'''
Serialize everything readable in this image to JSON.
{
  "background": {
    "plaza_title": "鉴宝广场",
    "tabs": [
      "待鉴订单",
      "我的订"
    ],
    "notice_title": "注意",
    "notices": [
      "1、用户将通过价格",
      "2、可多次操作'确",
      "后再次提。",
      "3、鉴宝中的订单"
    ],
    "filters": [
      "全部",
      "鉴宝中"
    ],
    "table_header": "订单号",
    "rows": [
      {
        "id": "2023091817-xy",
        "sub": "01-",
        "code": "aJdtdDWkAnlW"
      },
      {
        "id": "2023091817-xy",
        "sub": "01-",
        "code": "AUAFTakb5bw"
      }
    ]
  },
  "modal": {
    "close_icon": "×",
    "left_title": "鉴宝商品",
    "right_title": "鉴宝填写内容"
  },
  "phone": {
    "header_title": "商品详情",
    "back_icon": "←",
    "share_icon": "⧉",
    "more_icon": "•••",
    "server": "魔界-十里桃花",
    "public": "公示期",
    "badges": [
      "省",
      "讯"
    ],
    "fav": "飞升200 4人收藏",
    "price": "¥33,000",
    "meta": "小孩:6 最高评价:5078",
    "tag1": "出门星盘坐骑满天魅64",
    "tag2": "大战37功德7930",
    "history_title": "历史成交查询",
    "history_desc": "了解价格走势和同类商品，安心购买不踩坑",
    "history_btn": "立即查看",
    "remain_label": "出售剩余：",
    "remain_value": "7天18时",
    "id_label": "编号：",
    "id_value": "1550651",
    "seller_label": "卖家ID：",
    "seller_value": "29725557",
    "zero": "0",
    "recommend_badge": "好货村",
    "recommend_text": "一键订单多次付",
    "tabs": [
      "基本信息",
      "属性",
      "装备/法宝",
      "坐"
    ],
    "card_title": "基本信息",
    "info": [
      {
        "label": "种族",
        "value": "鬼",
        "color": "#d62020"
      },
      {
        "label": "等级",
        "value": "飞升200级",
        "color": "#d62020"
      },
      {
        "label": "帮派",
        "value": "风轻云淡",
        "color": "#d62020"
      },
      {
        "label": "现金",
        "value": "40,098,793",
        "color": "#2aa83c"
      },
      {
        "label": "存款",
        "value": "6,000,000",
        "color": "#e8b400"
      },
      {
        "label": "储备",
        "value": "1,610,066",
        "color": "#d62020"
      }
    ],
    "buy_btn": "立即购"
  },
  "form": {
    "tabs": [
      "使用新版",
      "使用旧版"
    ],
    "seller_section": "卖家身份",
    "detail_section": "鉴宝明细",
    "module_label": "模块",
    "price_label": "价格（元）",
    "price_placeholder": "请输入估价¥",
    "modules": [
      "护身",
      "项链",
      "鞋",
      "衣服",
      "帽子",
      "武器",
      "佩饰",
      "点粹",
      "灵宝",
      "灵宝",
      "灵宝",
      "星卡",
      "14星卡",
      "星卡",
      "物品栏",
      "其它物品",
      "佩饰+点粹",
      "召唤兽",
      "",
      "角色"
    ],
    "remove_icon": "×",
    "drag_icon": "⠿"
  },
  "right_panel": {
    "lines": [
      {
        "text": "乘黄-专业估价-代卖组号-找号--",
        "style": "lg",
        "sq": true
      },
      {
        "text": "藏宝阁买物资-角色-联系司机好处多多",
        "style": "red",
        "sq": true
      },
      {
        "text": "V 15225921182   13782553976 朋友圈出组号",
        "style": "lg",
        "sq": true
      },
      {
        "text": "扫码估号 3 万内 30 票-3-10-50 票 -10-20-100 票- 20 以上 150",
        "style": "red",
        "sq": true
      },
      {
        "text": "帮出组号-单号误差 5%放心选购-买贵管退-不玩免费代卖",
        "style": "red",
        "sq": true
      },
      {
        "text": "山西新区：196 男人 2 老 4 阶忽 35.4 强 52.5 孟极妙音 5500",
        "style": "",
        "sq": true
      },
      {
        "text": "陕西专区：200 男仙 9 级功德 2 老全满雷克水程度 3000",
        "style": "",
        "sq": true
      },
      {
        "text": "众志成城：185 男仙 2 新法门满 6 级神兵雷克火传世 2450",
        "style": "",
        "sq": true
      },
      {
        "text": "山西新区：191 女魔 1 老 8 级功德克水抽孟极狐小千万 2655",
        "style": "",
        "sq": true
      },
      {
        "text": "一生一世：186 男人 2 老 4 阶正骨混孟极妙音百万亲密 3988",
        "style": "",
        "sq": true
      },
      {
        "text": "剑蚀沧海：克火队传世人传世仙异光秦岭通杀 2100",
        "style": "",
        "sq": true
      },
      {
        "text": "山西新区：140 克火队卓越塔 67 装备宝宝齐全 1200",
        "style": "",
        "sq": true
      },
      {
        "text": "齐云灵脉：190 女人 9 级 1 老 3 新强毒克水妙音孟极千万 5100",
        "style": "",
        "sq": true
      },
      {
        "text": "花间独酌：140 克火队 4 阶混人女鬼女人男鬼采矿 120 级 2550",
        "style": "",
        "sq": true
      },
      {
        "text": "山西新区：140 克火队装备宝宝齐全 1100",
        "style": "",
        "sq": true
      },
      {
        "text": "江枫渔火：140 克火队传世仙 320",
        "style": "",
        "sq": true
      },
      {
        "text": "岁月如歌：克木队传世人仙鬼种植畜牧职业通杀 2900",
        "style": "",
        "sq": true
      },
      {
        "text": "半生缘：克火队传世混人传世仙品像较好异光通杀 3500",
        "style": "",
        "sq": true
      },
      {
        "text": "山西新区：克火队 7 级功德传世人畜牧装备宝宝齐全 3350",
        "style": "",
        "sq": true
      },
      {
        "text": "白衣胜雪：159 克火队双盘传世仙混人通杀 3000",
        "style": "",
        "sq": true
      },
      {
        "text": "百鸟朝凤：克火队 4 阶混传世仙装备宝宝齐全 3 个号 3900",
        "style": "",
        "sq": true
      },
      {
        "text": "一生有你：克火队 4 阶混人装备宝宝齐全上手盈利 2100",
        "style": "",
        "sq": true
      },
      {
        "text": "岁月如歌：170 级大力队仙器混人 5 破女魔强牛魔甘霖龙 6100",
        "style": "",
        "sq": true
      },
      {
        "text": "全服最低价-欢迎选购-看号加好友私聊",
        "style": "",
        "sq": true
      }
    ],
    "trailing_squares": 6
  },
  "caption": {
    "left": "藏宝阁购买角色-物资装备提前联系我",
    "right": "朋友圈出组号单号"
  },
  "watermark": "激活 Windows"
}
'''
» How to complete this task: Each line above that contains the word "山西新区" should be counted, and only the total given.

» Solution: 5